## EXERCISE DETAILS
Please restate each line of the data that follows word for word, skipping any image.

***** INPUT MATERIAL

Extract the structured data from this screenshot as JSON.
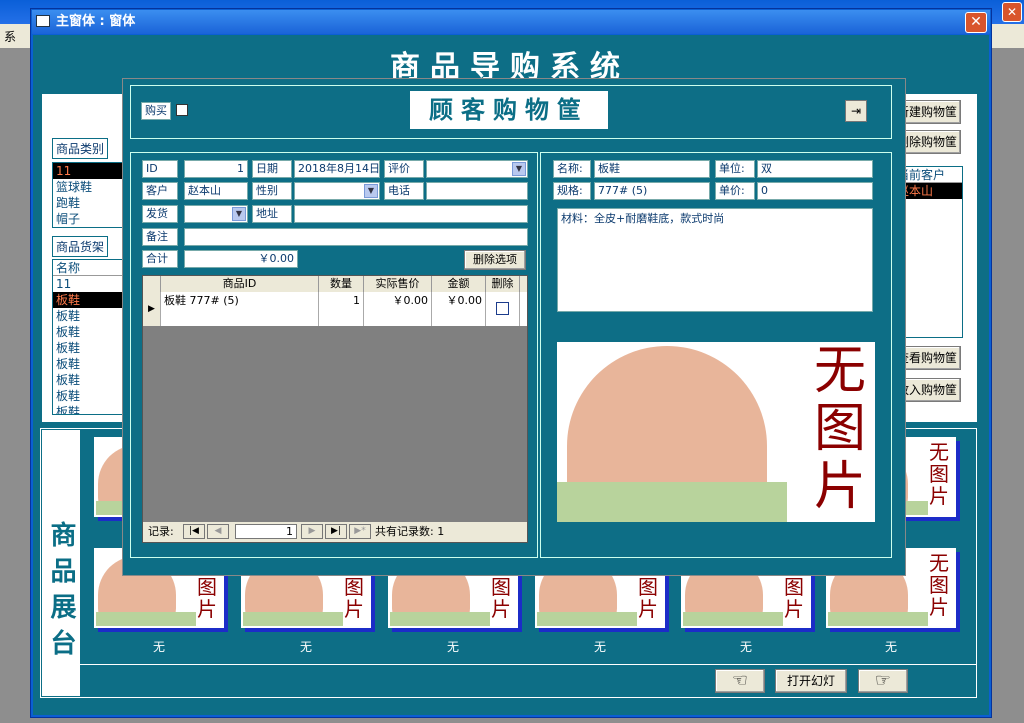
{
  "outer_window": {
    "title": "",
    "menu_first": "系",
    "close": "✕"
  },
  "window": {
    "title": "主窗体 : 窗体",
    "close": "✕"
  },
  "system_title": "商品导购系统",
  "left_panel": {
    "category_label": "商品类别",
    "categories": [
      "11",
      "篮球鞋",
      "跑鞋",
      "帽子"
    ],
    "category_selected_index": 0,
    "shelf_label": "商品货架",
    "shelf_header": "名称",
    "shelf_items": [
      "11",
      "板鞋",
      "板鞋",
      "板鞋",
      "板鞋",
      "板鞋",
      "板鞋",
      "板鞋",
      "板鞋"
    ],
    "shelf_selected_index": 1
  },
  "right_panel": {
    "btn_new_cart": "新建购物筐",
    "btn_del_cart": "删除购物筐",
    "current_customer_header": "当前客户",
    "current_customer": "赵本山",
    "btn_view_cart": "查看购物筐",
    "btn_add_cart": "放入购物筐"
  },
  "cart_dialog": {
    "buy_label": "购买",
    "title": "顾客购物筐",
    "id_label": "ID",
    "id_value": "1",
    "date_label": "日期",
    "date_value": "2018年8月14日",
    "rating_label": "评价",
    "rating_value": "",
    "customer_label": "客户",
    "customer_value": "赵本山",
    "gender_label": "性别",
    "gender_value": "",
    "phone_label": "电话",
    "phone_value": "",
    "ship_label": "发货",
    "ship_value": "",
    "address_label": "地址",
    "address_value": "",
    "note_label": "备注",
    "note_value": "",
    "total_label": "合计",
    "total_value": "￥0.00",
    "delete_btn": "删除选项",
    "grid_headers": [
      "商品ID",
      "数量",
      "实际售价",
      "金额",
      "删除"
    ],
    "grid_rows": [
      {
        "product": "板鞋 777# (5)",
        "qty": "1",
        "price": "￥0.00",
        "amount": "￥0.00",
        "delete": false
      }
    ],
    "nav_label": "记录:",
    "nav_current": "1",
    "nav_total_label": "共有记录数: 1"
  },
  "product_detail": {
    "name_label": "名称:",
    "name_value": "板鞋",
    "unit_label": "单位:",
    "unit_value": "双",
    "spec_label": "规格:",
    "spec_value": "777# (5)",
    "price_label": "单价:",
    "price_value": "0",
    "desc": "材料：全皮+耐磨鞋底，款式时尚",
    "no_image_text": "无图片"
  },
  "showcase": {
    "label": "商品展台",
    "thumb_text": "图片",
    "thumb_text_full": "无图片",
    "captions": [
      "无",
      "无",
      "无",
      "无",
      "无",
      "无"
    ]
  },
  "bottom": {
    "prev_icon": "☜",
    "slideshow": "打开幻灯",
    "next_icon": "☞"
  }
}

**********

## THE ANSWER
Extract the structured data from this screenshot as JSON.
{
  "outer_window": {
    "title": "",
    "menu_first": "系",
    "close": "✕"
  },
  "window": {
    "title": "主窗体 : 窗体",
    "close": "✕"
  },
  "system_title": "商品导购系统",
  "left_panel": {
    "category_label": "商品类别",
    "categories": [
      "11",
      "篮球鞋",
      "跑鞋",
      "帽子"
    ],
    "category_selected_index": 0,
    "shelf_label": "商品货架",
    "shelf_header": "名称",
    "shelf_items": [
      "11",
      "板鞋",
      "板鞋",
      "板鞋",
      "板鞋",
      "板鞋",
      "板鞋",
      "板鞋",
      "板鞋"
    ],
    "shelf_selected_index": 1
  },
  "right_panel": {
    "btn_new_cart": "新建购物筐",
    "btn_del_cart": "删除购物筐",
    "current_customer_header": "当前客户",
    "current_customer": "赵本山",
    "btn_view_cart": "查看购物筐",
    "btn_add_cart": "放入购物筐"
  },
  "cart_dialog": {
    "buy_label": "购买",
    "title": "顾客购物筐",
    "id_label": "ID",
    "id_value": "1",
    "date_label": "日期",
    "date_value": "2018年8月14日",
    "rating_label": "评价",
    "rating_value": "",
    "customer_label": "客户",
    "customer_value": "赵本山",
    "gender_label": "性别",
    "gender_value": "",
    "phone_label": "电话",
    "phone_value": "",
    "ship_label": "发货",
    "ship_value": "",
    "address_label": "地址",
    "address_value": "",
    "note_label": "备注",
    "note_value": "",
    "total_label": "合计",
    "total_value": "￥0.00",
    "delete_btn": "删除选项",
    "grid_headers": [
      "商品ID",
      "数量",
      "实际售价",
      "金额",
      "删除"
    ],
    "grid_rows": [
      {
        "product": "板鞋 777# (5)",
        "qty": "1",
        "price": "￥0.00",
        "amount": "￥0.00",
        "delete": false
      }
    ],
    "nav_label": "记录:",
    "nav_current": "1",
    "nav_total_label": "共有记录数: 1"
  },
  "product_detail": {
    "name_label": "名称:",
    "name_value": "板鞋",
    "unit_label": "单位:",
    "unit_value": "双",
    "spec_label": "规格:",
    "spec_value": "777# (5)",
    "price_label": "单价:",
    "price_value": "0",
    "desc": "材料：全皮+耐磨鞋底，款式时尚",
    "no_image_text": "无图片"
  },
  "showcase": {
    "label": "商品展台",
    "thumb_text": "图片",
    "thumb_text_full": "无图片",
    "captions": [
      "无",
      "无",
      "无",
      "无",
      "无",
      "无"
    ]
  },
  "bottom": {
    "prev_icon": "☜",
    "slideshow": "打开幻灯",
    "next_icon": "☞"
  }
}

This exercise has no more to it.